All things considered, might it have been better and cheaper, shed less blood, and avoided a huge refugee problem if Russia had been allowed a buffer zone in Eastern Europe, wonders T N Ninan
Wars don’t come free. As the one in Ukraine grinds on into its third month, country after country is waking up to its costs. The desire to punish Russia for violating a neighbour’s territorial integrity is backed by high principle. And the unprecedented sanctions regime that the Western powers have imposed targets the seller/aggressor. But every seller has a buyer, and the impact of the sanctions on buyers is beginning to tell. Before Vladimir Putin is brought to heel, there is likely to be economic and possibly political turmoil in countries across the world — including India.
Higher energy costs and the consequent sharp rise in fertiliser prices have contributed to Sri Lanka defaulting this past week on international debt repayments. Pakistan, similarly affected, has seen its government fall amidst a foreign exchange crisis.

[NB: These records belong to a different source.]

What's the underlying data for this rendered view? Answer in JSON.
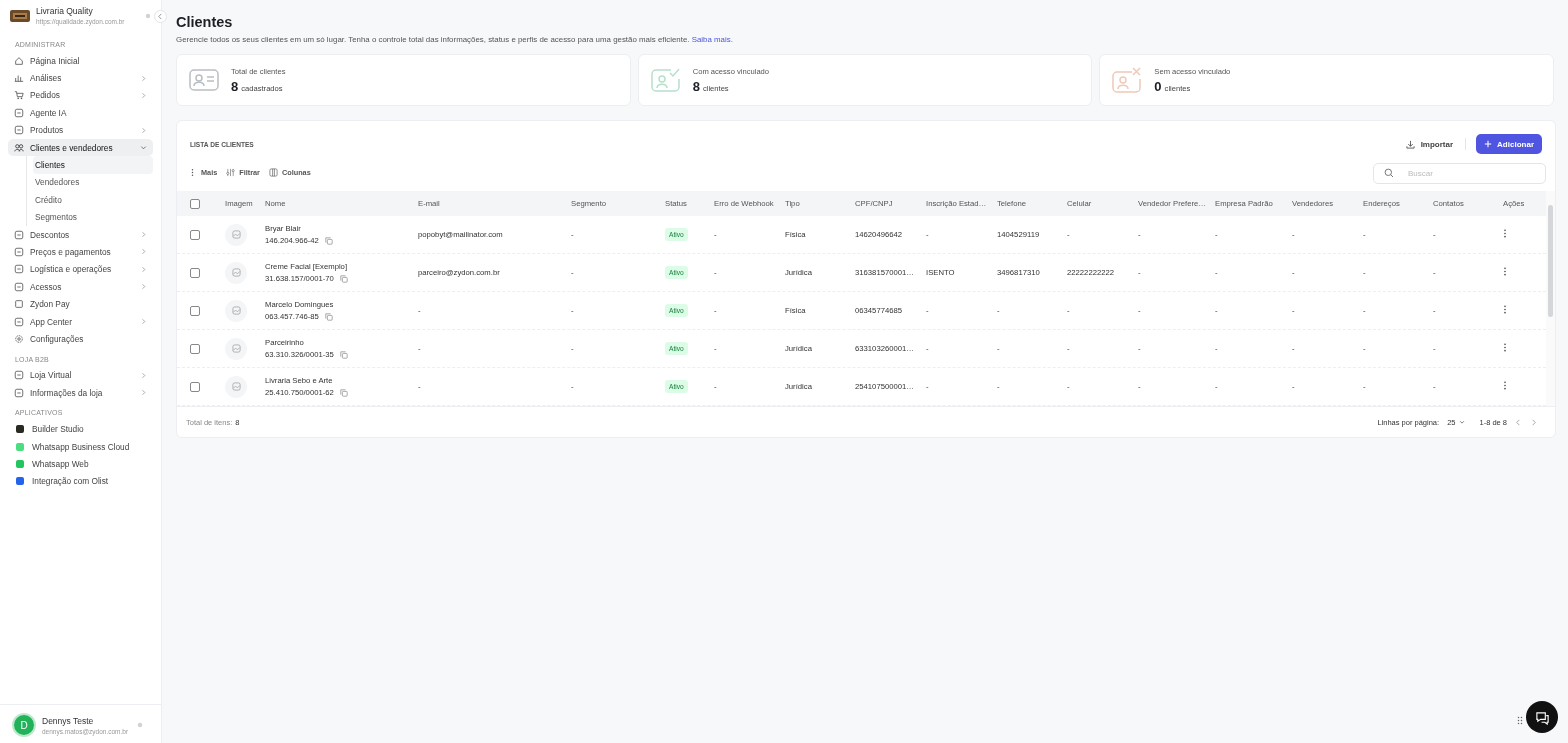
{
  "store": {
    "name": "Livraria Quality",
    "url": "https://qualidade.zydon.com.br"
  },
  "sidebar": {
    "sections": [
      {
        "title": "ADMINISTRAR",
        "items": [
          {
            "kind": "nav",
            "label": "Página Inicial",
            "has_submenu": false
          },
          {
            "kind": "nav",
            "label": "Análises",
            "has_submenu": true,
            "expanded": false
          },
          {
            "kind": "nav",
            "label": "Pedidos",
            "has_submenu": true,
            "expanded": false
          },
          {
            "kind": "nav",
            "label": "Agente IA",
            "has_submenu": false
          },
          {
            "kind": "nav",
            "label": "Produtos",
            "has_submenu": true,
            "expanded": false
          },
          {
            "kind": "nav",
            "label": "Clientes e vendedores",
            "has_submenu": true,
            "expanded": true,
            "selected": true,
            "children": [
              {
                "label": "Clientes",
                "selected": true
              },
              {
                "label": "Vendedores",
                "selected": false
              },
              {
                "label": "Crédito",
                "selected": false
              },
              {
                "label": "Segmentos",
                "selected": false
              }
            ]
          },
          {
            "kind": "nav",
            "label": "Descontos",
            "has_submenu": true,
            "expanded": false
          },
          {
            "kind": "nav",
            "label": "Preços e pagamentos",
            "has_submenu": true,
            "expanded": false
          },
          {
            "kind": "nav",
            "label": "Logística e operações",
            "has_submenu": true,
            "expanded": false
          },
          {
            "kind": "nav",
            "label": "Acessos",
            "has_submenu": true,
            "expanded": false
          },
          {
            "kind": "nav",
            "label": "Zydon Pay",
            "has_submenu": false
          },
          {
            "kind": "nav",
            "label": "App Center",
            "has_submenu": true,
            "expanded": false
          },
          {
            "kind": "nav",
            "label": "Configurações",
            "has_submenu": false
          }
        ]
      },
      {
        "title": "LOJA B2B",
        "items": [
          {
            "kind": "nav",
            "label": "Loja Virtual",
            "has_submenu": true,
            "expanded": false
          },
          {
            "kind": "nav",
            "label": "Informações da loja",
            "has_submenu": true,
            "expanded": false
          }
        ]
      },
      {
        "title": "APLICATIVOS",
        "items": [
          {
            "kind": "app",
            "label": "Builder Studio",
            "color": "#2b2a22"
          },
          {
            "kind": "app",
            "label": "Whatsapp Business Cloud",
            "color": "#4ade80"
          },
          {
            "kind": "app",
            "label": "Whatsapp Web",
            "color": "#22c55e"
          },
          {
            "kind": "app",
            "label": "Integração com Olist",
            "color": "#2563eb"
          }
        ]
      }
    ]
  },
  "user": {
    "initial": "D",
    "name": "Dennys Teste",
    "email": "dennys.matos@zydon.com.br"
  },
  "page": {
    "title": "Clientes",
    "description": "Gerencie todos os seus clientes em um só lugar. Tenha o controle total das informações, status e perfis de acesso para uma gestão mais eficiente.",
    "link": "Saiba mais."
  },
  "stats": [
    {
      "kind": "total",
      "label": "Total de clientes",
      "value": "8",
      "unit": "cadastrados"
    },
    {
      "kind": "linked",
      "label": "Com acesso vinculado",
      "value": "8",
      "unit": "clientes"
    },
    {
      "kind": "unlinked",
      "label": "Sem acesso vinculado",
      "value": "0",
      "unit": "clientes"
    }
  ],
  "list": {
    "title": "LISTA DE CLIENTES",
    "select_all_checked": false,
    "import_button": "Importar",
    "add_button": "Adicionar",
    "toolbar": [
      "Mais",
      "Filtrar",
      "Colunas"
    ],
    "search": {
      "placeholder": "Buscar"
    },
    "columns": [
      "Imagem",
      "Nome",
      "E-mail",
      "Segmento",
      "Status",
      "Erro de Webhook",
      "Tipo",
      "CPF/CNPJ",
      "Inscrição Estad…",
      "Telefone",
      "Celular",
      "Vendedor Prefere…",
      "Empresa Padrão",
      "Vendedores",
      "Endereços",
      "Contatos",
      "Ações"
    ],
    "rows": [
      {
        "checked": false,
        "name": "Bryar Blair",
        "document": "146.204.966-42",
        "email": "popobyt@mailinator.com",
        "segment": "-",
        "status": "Ativo",
        "webhook_error": "-",
        "type": "Física",
        "cpf_cnpj": "14620496642",
        "state_registration": "-",
        "phone": "1404529119",
        "mobile": "-",
        "preferred_seller": "-",
        "default_company": "-",
        "sellers": "-",
        "addresses": "-",
        "contacts": "-"
      },
      {
        "checked": false,
        "name": "Creme Facial [Exemplo]",
        "document": "31.638.157/0001-70",
        "email": "parceiro@zydon.com.br",
        "segment": "-",
        "status": "Ativo",
        "webhook_error": "-",
        "type": "Jurídica",
        "cpf_cnpj": "316381570001…",
        "state_registration": "ISENTO",
        "phone": "3496817310",
        "mobile": "22222222222",
        "preferred_seller": "-",
        "default_company": "-",
        "sellers": "-",
        "addresses": "-",
        "contacts": "-"
      },
      {
        "checked": false,
        "name": "Marcelo Domingues",
        "document": "063.457.746-85",
        "email": "-",
        "segment": "-",
        "status": "Ativo",
        "webhook_error": "-",
        "type": "Física",
        "cpf_cnpj": "06345774685",
        "state_registration": "-",
        "phone": "-",
        "mobile": "-",
        "preferred_seller": "-",
        "default_company": "-",
        "sellers": "-",
        "addresses": "-",
        "contacts": "-"
      },
      {
        "checked": false,
        "name": "Parceirinho",
        "document": "63.310.326/0001-35",
        "email": "-",
        "segment": "-",
        "status": "Ativo",
        "webhook_error": "-",
        "type": "Jurídica",
        "cpf_cnpj": "633103260001…",
        "state_registration": "-",
        "phone": "-",
        "mobile": "-",
        "preferred_seller": "-",
        "default_company": "-",
        "sellers": "-",
        "addresses": "-",
        "contacts": "-"
      },
      {
        "checked": false,
        "name": "Livraria Sebo e Arte",
        "document": "25.410.750/0001-62",
        "email": "-",
        "segment": "-",
        "status": "Ativo",
        "webhook_error": "-",
        "type": "Jurídica",
        "cpf_cnpj": "254107500001…",
        "state_registration": "-",
        "phone": "-",
        "mobile": "-",
        "preferred_seller": "-",
        "default_company": "-",
        "sellers": "-",
        "addresses": "-",
        "contacts": "-"
      }
    ],
    "footer": {
      "total_label": "Total de itens:",
      "total_value": "8",
      "rows_per_page_label": "Linhas por página:",
      "rows_per_page": "25",
      "range": "1-8 de 8"
    }
  }
}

In India, oil accounts for 28 per cent of the energy mix, and gas a further 7 per cent — with plans to double the latter’s share by 2030. Please plan again, as domestic gas prices have been doubled while long-term international contracts for gas are reported to have seen a 75 per cent price spurt. Spot prices have trebled. Auto and taxi drivers, and the users of cooking gas, electricity, and fertiliser could all feel the pinch — unless the government subsidises them all.
Europe is badly exposed to the shockwaves. In Germany, whose biggest energy supplier is Moscow, the prospect of a rapid shut-off of Russian oil and then gas will translate into massive economic disruption, and (depending on how well or badly it is managed) a recession possibly almost as deep as that in Russia. In the UK, the cap on gas prices has been raised by more than 50 per cent; Boris Johnson may survive scandal, but can he survive higher gas bills and raised taxes? In the US, less exposed than Europe, petrol prices have increased by nearly 60 per cent in a month, to cross $4 per gallon. American businesses too are feeling the pinch. Netflix, having shut out its Russian subscribers, has seen its share price collapse. Other Western companies that have turned their back on Russia will also be hit by large-scale write-offs. The stock market will feel the heat.
There is the cost of the war itself. The Russian economy may never recover if the sanctions continue indefinitely. Even if they don’t, can it be back to business as usual? And what of Ukraine? The World Bank says the war’s costs, narrowly defined, are already $60 billion for a country with a pre-war GDP of $180 billion. President Volodymyr Zelenskyy estimates ongoing monthly economic costs at $7 billion. Who will pick up the bill, assuming that Kyiv can repay? Will Europe and the US open their wallets when confronting possible stagflation — and will their taxpayers approve? And what of the IMF’s ever-optimistic growth forecasts for 2022? Will these prove to be another triumph of hope over reality?
Throw into the mix the political fall-out. Marine le Pen (who has built her election campaign on an anti-inflation stance) may not win against Emmanuel Macron in the French presidential run-off on Sunday but she could run him close. Europe then will have to consider the possibility of a euro-sceptic coming to power in Paris, five years hence. In the US, the November Congressional elections are likely to see a Democratic rout, and underline the prospect of Donald Trump’s return two years later. If today’s varied troubles herald the march of the nationalist (if not xenophobic) anti-globalisers in key countries of the Western alliance, a political earthquake may be coming.
Finally, consider the impact of the war on the global action plan to tackle climate change. Country after country is re-considering coal as a long-term energy option, even as Joe Biden in the US has reversed gear and allowed fresh leases of land for drilling to find oil and gas. All things considered, might it have been better and cheaper, shed less blood, and avoided a huge refugee problem if Russia had been allowed a buffer zone in Eastern Europe? If so, might this go down as another of Mr Biden’s foreign policy blunders?